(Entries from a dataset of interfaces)
··········
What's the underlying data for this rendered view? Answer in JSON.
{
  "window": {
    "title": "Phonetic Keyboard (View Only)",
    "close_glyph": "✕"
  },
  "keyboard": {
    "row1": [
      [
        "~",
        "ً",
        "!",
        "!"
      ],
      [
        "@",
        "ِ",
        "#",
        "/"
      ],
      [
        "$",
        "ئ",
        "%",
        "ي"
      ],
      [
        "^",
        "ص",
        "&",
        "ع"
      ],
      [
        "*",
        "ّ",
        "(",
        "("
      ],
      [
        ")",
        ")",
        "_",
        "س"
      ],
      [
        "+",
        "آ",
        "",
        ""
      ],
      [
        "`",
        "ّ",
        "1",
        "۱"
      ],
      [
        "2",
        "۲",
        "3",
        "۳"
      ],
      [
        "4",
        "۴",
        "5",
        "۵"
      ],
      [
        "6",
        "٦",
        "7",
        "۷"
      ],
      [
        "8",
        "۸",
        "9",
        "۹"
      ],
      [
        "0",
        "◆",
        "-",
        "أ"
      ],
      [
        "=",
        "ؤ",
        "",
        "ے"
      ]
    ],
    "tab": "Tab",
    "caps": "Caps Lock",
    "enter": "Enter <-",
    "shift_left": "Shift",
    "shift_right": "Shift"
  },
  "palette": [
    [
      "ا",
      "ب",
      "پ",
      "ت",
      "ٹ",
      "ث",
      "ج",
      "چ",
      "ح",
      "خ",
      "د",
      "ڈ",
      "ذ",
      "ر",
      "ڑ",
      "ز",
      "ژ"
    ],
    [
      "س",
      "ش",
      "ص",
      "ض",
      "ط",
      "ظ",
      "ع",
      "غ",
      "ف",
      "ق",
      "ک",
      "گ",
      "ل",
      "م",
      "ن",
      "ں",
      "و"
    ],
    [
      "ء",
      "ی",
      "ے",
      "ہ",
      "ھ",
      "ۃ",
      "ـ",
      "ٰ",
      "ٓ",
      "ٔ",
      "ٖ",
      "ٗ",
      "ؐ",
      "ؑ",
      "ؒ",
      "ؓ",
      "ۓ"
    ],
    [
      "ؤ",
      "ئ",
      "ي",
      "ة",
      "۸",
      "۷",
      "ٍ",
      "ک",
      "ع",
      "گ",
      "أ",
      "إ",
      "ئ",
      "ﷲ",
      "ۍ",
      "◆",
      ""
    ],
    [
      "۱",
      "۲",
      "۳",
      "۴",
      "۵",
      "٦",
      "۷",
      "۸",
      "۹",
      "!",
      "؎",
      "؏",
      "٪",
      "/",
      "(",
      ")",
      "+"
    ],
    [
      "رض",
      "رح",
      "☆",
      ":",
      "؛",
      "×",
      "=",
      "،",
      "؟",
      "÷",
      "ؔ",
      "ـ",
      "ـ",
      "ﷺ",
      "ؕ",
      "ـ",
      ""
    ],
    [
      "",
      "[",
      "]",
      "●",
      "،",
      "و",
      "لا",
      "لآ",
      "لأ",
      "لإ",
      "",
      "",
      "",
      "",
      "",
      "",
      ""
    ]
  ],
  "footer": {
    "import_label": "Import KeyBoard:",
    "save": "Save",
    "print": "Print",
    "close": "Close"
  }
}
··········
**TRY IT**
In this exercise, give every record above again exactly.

**REPLY TO THE EXERCISE**
What's the underlying data for this rendered view? Answer in JSON.
{
  "window": {
    "title": "Phonetic Keyboard (View Only)",
    "close_glyph": "✕"
  },
  "keyboard": {
    "row1": [
      [
        "~",
        "ً",
        "!",
        "!"
      ],
      [
        "@",
        "ِ",
        "#",
        "/"
      ],
      [
        "$",
        "ئ",
        "%",
        "ي"
      ],
      [
        "^",
        "ص",
        "&",
        "ع"
      ],
      [
        "*",
        "ّ",
        "(",
        "("
      ],
      [
        ")",
        ")",
        "_",
        "س"
      ],
      [
        "+",
        "آ",
        "",
        ""
      ],
      [
        "`",
        "ّ",
        "1",
        "۱"
      ],
      [
        "2",
        "۲",
        "3",
        "۳"
      ],
      [
        "4",
        "۴",
        "5",
        "۵"
      ],
      [
        "6",
        "٦",
        "7",
        "۷"
      ],
      [
        "8",
        "۸",
        "9",
        "۹"
      ],
      [
        "0",
        "◆",
        "-",
        "أ"
      ],
      [
        "=",
        "ؤ",
        "",
        "ے"
      ]
    ],
    "tab": "Tab",
    "caps": "Caps Lock",
    "enter": "Enter <-",
    "shift_left": "Shift",
    "shift_right": "Shift"
  },
  "palette": [
    [
      "ا",
      "ب",
      "پ",
      "ت",
      "ٹ",
      "ث",
      "ج",
      "چ",
      "ح",
      "خ",
      "د",
      "ڈ",
      "ذ",
      "ر",
      "ڑ",
      "ز",
      "ژ"
    ],
    [
      "س",
      "ش",
      "ص",
      "ض",
      "ط",
      "ظ",
      "ع",
      "غ",
      "ف",
      "ق",
      "ک",
      "گ",
      "ل",
      "م",
      "ن",
      "ں",
      "و"
    ],
    [
      "ء",
      "ی",
      "ے",
      "ہ",
      "ھ",
      "ۃ",
      "ـ",
      "ٰ",
      "ٓ",
      "ٔ",
      "ٖ",
      "ٗ",
      "ؐ",
      "ؑ",
      "ؒ",
      "ؓ",
      "ۓ"
    ],
    [
      "ؤ",
      "ئ",
      "ي",
      "ة",
      "۸",
      "۷",
      "ٍ",
      "ک",
      "ع",
      "گ",
      "أ",
      "إ",
      "ئ",
      "ﷲ",
      "ۍ",
      "◆",
      ""
    ],
    [
      "۱",
      "۲",
      "۳",
      "۴",
      "۵",
      "٦",
      "۷",
      "۸",
      "۹",
      "!",
      "؎",
      "؏",
      "٪",
      "/",
      "(",
      ")",
      "+"
    ],
    [
      "رض",
      "رح",
      "☆",
      ":",
      "؛",
      "×",
      "=",
      "،",
      "؟",
      "÷",
      "ؔ",
      "ـ",
      "ـ",
      "ﷺ",
      "ؕ",
      "ـ",
      ""
    ],
    [
      "",
      "[",
      "]",
      "●",
      "،",
      "و",
      "لا",
      "لآ",
      "لأ",
      "لإ",
      "",
      "",
      "",
      "",
      "",
      "",
      ""
    ]
  ],
  "footer": {
    "import_label": "Import KeyBoard:",
    "save": "Save",
    "print": "Print",
    "close": "Close"
  }
}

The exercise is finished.